Just to help spread the word about what I read (and it will pass the time while I wait for the lazy bastards to finish reviewing my game, damn them)
The Daughers of Verona was, according to the author, an attempt to make a comedy version of Montsegur 1244, which is a very story-oriented game about burning Cathar heretics. I’m told the original has preset characters randomly dealt out and then random story events come from another deck. DoV uses a similar idea, however the characters are just names and pictures – the game has an enormous amount of hand-waving at the moment – you are supposed to arrange your characters into a series of love triangles, villainous blockers and comic relief, and then tell the story through five acts. Apparently a lot of entrants this year read the same website about Shakespeare’s five act structure (or there’s some indie rpg that is also huge on acts they’re riffing off) because they’re all madkeen on it. In each act you have a general sense of what to establish but not a specific sense, you’re supposed to get that by choosing an event from three dealt out and a location from four dealt out. The events are quite evocative (Rumours of War, A Messenger Arrives) but still not really specific enough to help the idea-lacking. There’s no resolution mechanic, you just assign parts and “make a scene”.

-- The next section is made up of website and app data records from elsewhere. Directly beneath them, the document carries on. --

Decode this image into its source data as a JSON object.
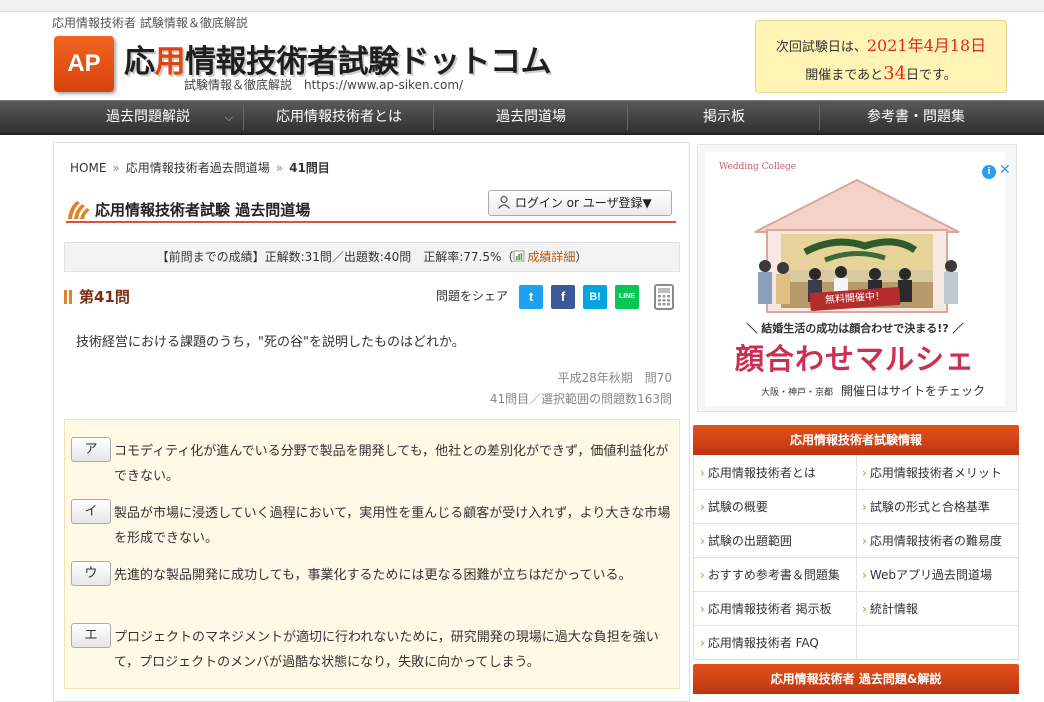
{
  "header": {
    "tagline": "応用情報技術者 試験情報＆徹底解説",
    "logo_text": "AP",
    "title_pre": "応",
    "title_hl": "用",
    "title_post": "情報技術者試験ドットコム",
    "subtitle": "試験情報＆徹底解説　https://www.ap-siken.com/",
    "exam_line1_pre": "次回試験日は、",
    "exam_date": "2021年4月18日",
    "exam_line2_pre": "開催まであと",
    "exam_days": "34",
    "exam_line2_post": "日です。"
  },
  "nav": {
    "items": [
      "過去問題解説",
      "応用情報技術者とは",
      "過去問道場",
      "掲示板",
      "参考書・問題集"
    ],
    "dropdown_glyph": "⌵"
  },
  "breadcrumb": {
    "home": "HOME",
    "sep": "»",
    "parent": "応用情報技術者過去問道場",
    "current": "41問目"
  },
  "section": {
    "title": "応用情報技術者試験 過去問道場",
    "login_label": "ログイン or ユーザ登録▼"
  },
  "score": {
    "text": "【前問までの成績】正解数:31問／出題数:40問　正解率:77.5%（",
    "link": "成績詳細",
    "close": "）"
  },
  "question": {
    "number_label": "第41問",
    "share_label": "問題をシェア",
    "share_buttons": [
      "twitter",
      "facebook",
      "hatena",
      "line"
    ],
    "share_glyphs": [
      "t",
      "f",
      "B!",
      "LINE"
    ],
    "text": "技術経営における課題のうち，\"死の谷\"を説明したものはどれか。",
    "source": "平成28年秋期　問70",
    "position": "41問目／選択範囲の問題数163問",
    "choices": [
      {
        "label": "ア",
        "text": "コモディティ化が進んでいる分野で製品を開発しても，他社との差別化ができず，価値利益化ができない。"
      },
      {
        "label": "イ",
        "text": "製品が市場に浸透していく過程において，実用性を重んじる顧客が受け入れず，より大きな市場を形成できない。"
      },
      {
        "label": "ウ",
        "text": "先進的な製品開発に成功しても，事業化するためには更なる困難が立ちはだかっている。"
      },
      {
        "label": "エ",
        "text": "プロジェクトのマネジメントが適切に行われないために，研究開発の現場に過大な負担を強いて，プロジェクトのメンバが過酷な状態になり，失敗に向かってしまう。"
      }
    ]
  },
  "ad": {
    "brand": "Wedding College",
    "badge": "i",
    "close": "✕",
    "free_label": "無料開催中！",
    "copy": "＼ 結婚生活の成功は顔合わせで決まる!? ／",
    "headline": "顔合わせマルシェ",
    "footer_cities": "大阪・神戸・京都",
    "footer_text": "開催日はサイトをチェック"
  },
  "sidebar": {
    "info_title": "応用情報技術者試験情報",
    "links_left": [
      "応用情報技術者とは",
      "試験の概要",
      "試験の出題範囲",
      "おすすめ参考書＆問題集",
      "応用情報技術者 掲示板",
      "応用情報技術者 FAQ"
    ],
    "links_right": [
      "応用情報技術者メリット",
      "試験の形式と合格基準",
      "応用情報技術者の難易度",
      "Webアプリ過去問道場",
      "統計情報"
    ],
    "past_title": "応用情報技術者 過去問題&解説"
  },
  "colors": {
    "accent": "#e0842c",
    "brand_red": "#d8543a",
    "nav_bg": "#3a3a3a",
    "choice_bg": "#fff9e6",
    "exam_box": "#fff4b4",
    "sidebar_head": "#d9461a"
  }
}
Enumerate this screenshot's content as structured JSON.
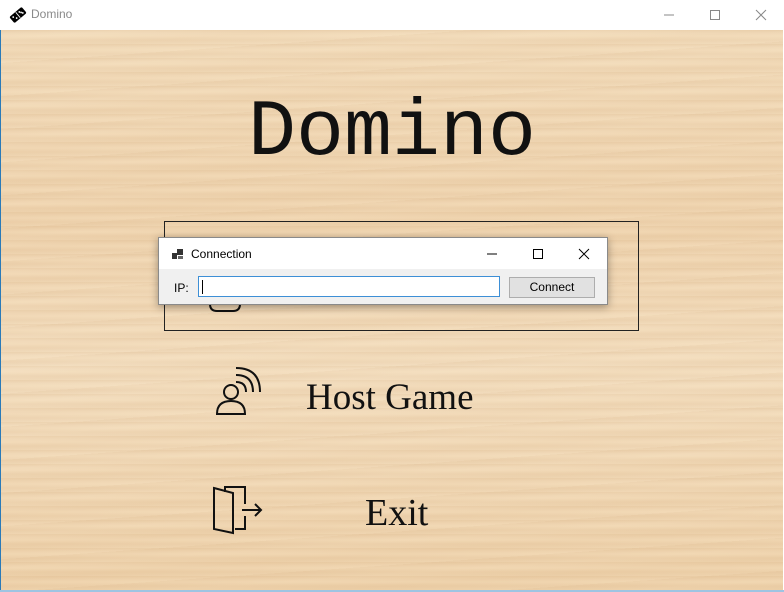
{
  "window": {
    "title": "Domino",
    "icon": "domino-icon",
    "controls": [
      "minimize",
      "maximize",
      "close"
    ]
  },
  "menu": {
    "title": "Domino",
    "items": [
      {
        "id": "join",
        "label": "",
        "icon": "gamepad-icon"
      },
      {
        "id": "host",
        "label": "Host Game",
        "icon": "broadcast-user-icon"
      },
      {
        "id": "exit",
        "label": "Exit",
        "icon": "door-exit-icon"
      }
    ]
  },
  "dialog": {
    "title": "Connection",
    "icon": "dialog-app-icon",
    "ip_label": "IP:",
    "ip_value": "",
    "connect_label": "Connect"
  },
  "colors": {
    "accent": "#3d8fd6",
    "frame": "#2a7ab8",
    "wood": "#f0d8b6"
  }
}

Despite this vagueness the cards are excellent and the advice on structure is first rate and if I was going to randomly deal out a Shakespearean comedy, I’d use them. But it’s not much of an RPG, as it stands. RPGs need more meat on the bones. If I have to work hard, the system isn’t pulling its weight nearly enough. A nice idea at the core though. Much like with Fiasco and In a Wicked Age, it’s nice to see random encounters coming back in style, it’s just Montsegur and Daughters use cards instead of dice.